** RECORDS follows **

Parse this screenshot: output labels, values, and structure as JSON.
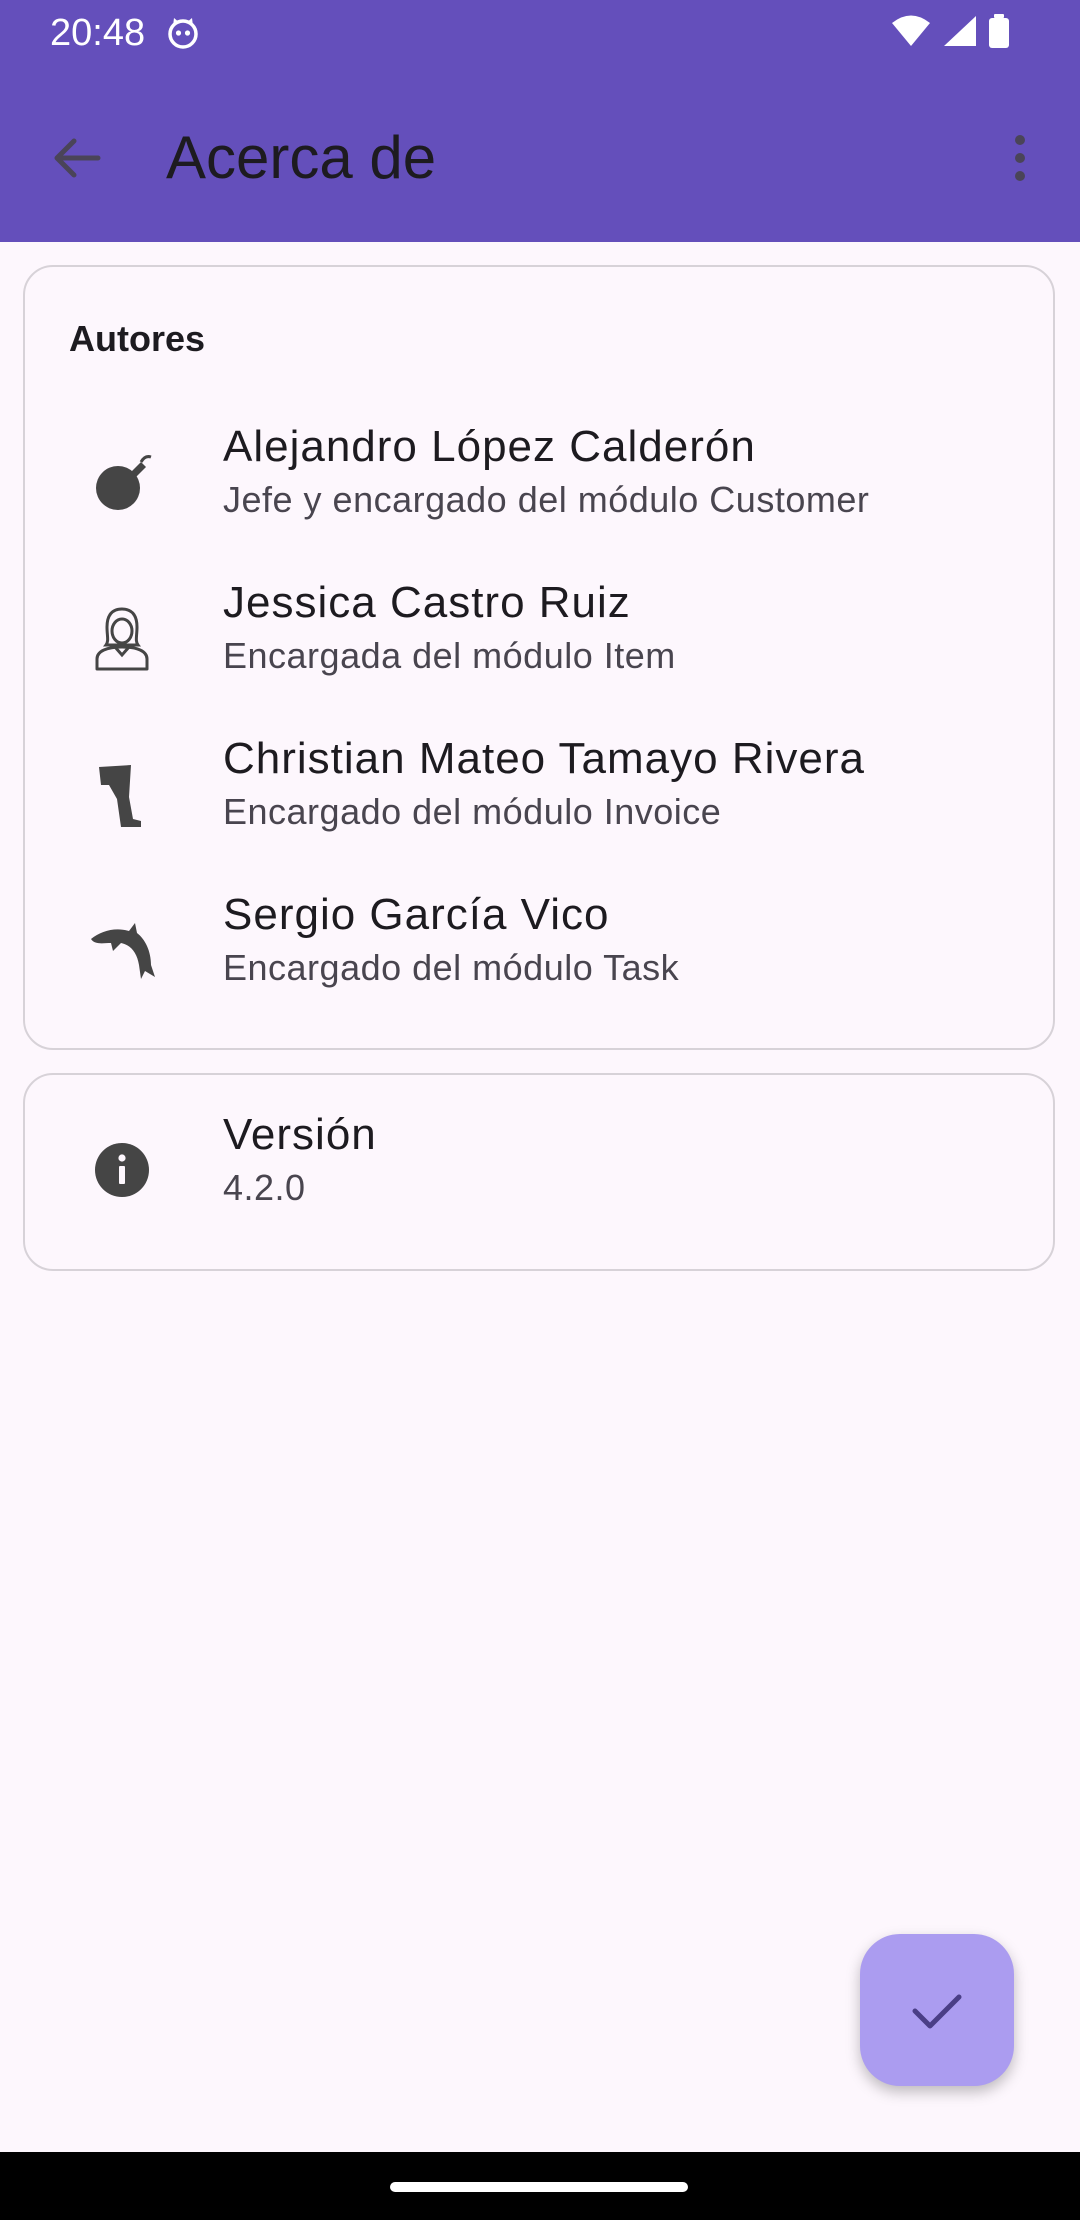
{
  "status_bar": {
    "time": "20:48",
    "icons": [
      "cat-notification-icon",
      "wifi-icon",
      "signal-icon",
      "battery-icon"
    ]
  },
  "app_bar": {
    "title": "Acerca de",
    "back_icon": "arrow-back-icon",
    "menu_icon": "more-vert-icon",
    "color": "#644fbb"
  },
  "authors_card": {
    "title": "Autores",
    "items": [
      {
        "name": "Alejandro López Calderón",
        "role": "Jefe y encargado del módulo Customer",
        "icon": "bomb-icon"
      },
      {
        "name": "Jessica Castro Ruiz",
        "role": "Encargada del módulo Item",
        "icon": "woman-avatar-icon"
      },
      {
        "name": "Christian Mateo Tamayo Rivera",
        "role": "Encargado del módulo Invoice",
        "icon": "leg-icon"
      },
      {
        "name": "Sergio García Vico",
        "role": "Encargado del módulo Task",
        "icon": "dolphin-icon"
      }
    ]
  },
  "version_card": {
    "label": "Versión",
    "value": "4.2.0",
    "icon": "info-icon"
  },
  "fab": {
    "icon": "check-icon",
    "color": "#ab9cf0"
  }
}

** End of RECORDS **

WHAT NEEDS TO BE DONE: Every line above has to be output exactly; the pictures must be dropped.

EXERCISE SOLUTION:
Parse this screenshot: output labels, values, and structure as JSON.
{
  "status_bar": {
    "time": "20:48",
    "icons": [
      "cat-notification-icon",
      "wifi-icon",
      "signal-icon",
      "battery-icon"
    ]
  },
  "app_bar": {
    "title": "Acerca de",
    "back_icon": "arrow-back-icon",
    "menu_icon": "more-vert-icon",
    "color": "#644fbb"
  },
  "authors_card": {
    "title": "Autores",
    "items": [
      {
        "name": "Alejandro López Calderón",
        "role": "Jefe y encargado del módulo Customer",
        "icon": "bomb-icon"
      },
      {
        "name": "Jessica Castro Ruiz",
        "role": "Encargada del módulo Item",
        "icon": "woman-avatar-icon"
      },
      {
        "name": "Christian Mateo Tamayo Rivera",
        "role": "Encargado del módulo Invoice",
        "icon": "leg-icon"
      },
      {
        "name": "Sergio García Vico",
        "role": "Encargado del módulo Task",
        "icon": "dolphin-icon"
      }
    ]
  },
  "version_card": {
    "label": "Versión",
    "value": "4.2.0",
    "icon": "info-icon"
  },
  "fab": {
    "icon": "check-icon",
    "color": "#ab9cf0"
  }
}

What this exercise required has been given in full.